I have seen various motion tracking softwares and there are some very decent ones out there. I am still digging a bit learn a bit more about the Predator Tracking-Learning-Detection (TLD) system from the creator, Zdenek Kalal's, publications but this one impresses me immensely for a couple of reasons. Firstly it is amazing just in raw functionality. It learns and tracks complex pixel windows as an object moves around the image field as well and find it as it leaves and re-enters the field of view. The close second is that it is open source. This is Mr. Kalal's Ph.D research and he has put it out there for everyone under GPL. Very excellent!

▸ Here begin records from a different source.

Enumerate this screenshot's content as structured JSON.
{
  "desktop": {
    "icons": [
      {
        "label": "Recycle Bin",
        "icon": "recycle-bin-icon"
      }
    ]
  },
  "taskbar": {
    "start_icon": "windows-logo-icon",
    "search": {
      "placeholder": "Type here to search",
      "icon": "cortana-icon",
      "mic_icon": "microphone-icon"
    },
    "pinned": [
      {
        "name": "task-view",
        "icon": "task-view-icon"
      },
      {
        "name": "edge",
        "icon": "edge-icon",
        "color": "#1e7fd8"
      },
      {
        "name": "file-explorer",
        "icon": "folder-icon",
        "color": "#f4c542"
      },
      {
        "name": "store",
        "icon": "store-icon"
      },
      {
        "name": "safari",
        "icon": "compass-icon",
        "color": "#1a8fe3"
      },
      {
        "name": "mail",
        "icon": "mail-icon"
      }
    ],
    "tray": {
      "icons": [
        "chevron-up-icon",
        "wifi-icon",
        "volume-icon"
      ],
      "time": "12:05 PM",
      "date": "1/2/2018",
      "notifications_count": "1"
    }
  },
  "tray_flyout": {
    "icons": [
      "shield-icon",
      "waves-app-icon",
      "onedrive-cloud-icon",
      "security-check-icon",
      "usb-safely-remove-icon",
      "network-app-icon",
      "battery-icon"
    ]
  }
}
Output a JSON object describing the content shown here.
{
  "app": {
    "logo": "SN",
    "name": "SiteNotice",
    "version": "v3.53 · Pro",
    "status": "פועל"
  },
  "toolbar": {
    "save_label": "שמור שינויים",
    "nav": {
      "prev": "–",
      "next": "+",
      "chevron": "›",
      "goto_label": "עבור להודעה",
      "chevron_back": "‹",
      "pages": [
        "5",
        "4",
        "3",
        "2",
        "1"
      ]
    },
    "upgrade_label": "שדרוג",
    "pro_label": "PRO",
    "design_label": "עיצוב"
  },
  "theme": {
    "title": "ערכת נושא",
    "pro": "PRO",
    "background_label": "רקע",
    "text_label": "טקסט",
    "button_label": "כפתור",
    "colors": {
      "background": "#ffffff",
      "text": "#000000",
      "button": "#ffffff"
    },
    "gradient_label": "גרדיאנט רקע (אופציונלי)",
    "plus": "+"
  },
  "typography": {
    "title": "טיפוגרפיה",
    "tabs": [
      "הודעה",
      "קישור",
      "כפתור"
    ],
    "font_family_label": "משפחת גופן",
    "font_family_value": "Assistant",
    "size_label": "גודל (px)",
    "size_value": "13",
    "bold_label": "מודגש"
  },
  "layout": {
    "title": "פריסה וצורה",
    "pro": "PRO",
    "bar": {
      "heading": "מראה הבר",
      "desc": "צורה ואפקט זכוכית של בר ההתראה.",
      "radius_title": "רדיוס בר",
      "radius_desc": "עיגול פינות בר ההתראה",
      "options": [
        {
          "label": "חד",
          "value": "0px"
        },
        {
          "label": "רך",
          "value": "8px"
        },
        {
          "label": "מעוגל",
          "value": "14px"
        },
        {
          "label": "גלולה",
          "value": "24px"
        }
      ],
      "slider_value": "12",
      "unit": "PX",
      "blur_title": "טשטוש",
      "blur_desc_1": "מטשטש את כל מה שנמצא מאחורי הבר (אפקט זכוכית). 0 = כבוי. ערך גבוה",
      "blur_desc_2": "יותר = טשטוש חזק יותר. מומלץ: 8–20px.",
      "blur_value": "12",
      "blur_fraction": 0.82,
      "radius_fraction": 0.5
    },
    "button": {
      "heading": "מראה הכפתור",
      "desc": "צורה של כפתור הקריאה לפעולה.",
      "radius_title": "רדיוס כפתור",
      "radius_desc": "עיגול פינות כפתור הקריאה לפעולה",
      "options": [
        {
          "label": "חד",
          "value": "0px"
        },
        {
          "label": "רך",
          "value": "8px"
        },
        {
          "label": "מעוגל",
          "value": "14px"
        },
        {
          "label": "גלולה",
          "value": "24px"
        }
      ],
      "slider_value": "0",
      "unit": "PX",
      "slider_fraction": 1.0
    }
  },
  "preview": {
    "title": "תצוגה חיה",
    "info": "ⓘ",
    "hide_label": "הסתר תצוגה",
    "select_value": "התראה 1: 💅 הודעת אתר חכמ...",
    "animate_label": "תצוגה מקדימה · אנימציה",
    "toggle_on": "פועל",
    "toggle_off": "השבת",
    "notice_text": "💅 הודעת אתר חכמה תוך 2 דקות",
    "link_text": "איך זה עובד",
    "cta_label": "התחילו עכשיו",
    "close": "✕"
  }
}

So what makes motion tracking, and specifically the Predator, so cool? Like the X-Box Kinect that I wrote about last week, the Predator tracks objects that are in the image field. The Kinect is cool because it can be hacked to do some spectacular image space modelling. The Predator does not measure objects in 3D space like the Kinect but it seems to be pretty robust at tracking them once you show the system what you are looking for. It also can adjust for chances in scale as an object moves in an out in the image field. Two areas that I am still digging through publications to determine is how it handles multiple objects that are identical in the same image field. In the sample video a vehicle is shown driving along in dense traffic and it is not losing it. How it would handle 3 black BMW 323s in the same image field is unknown at this point. Also, the area that is being tracked can deal with the object changing pixel size as it moves closer and further away from the camera. The system is reported to learn as it gets more data. I assume that it learns as the object gets closer and further to remap and recalculate the change in size of tracking window and pixel values. I am not sure how the system would handle it if a window was chosen and the object was moved out of the image field of view and then brought back in closer to the camera prior to training it to recognize the window as it changes in scale. Those are just two questions that I endeavour to figure out. Either way, the technology it very cool and has very interesting potential. If people start playing with this code like they have hacked the Kinect we should see some interesting applications. I have already been trying to find time to try some of my own Kinect hacks. Now I need to decide, if I find that elusive time, whether I want to play with the Kinect or the Predator first!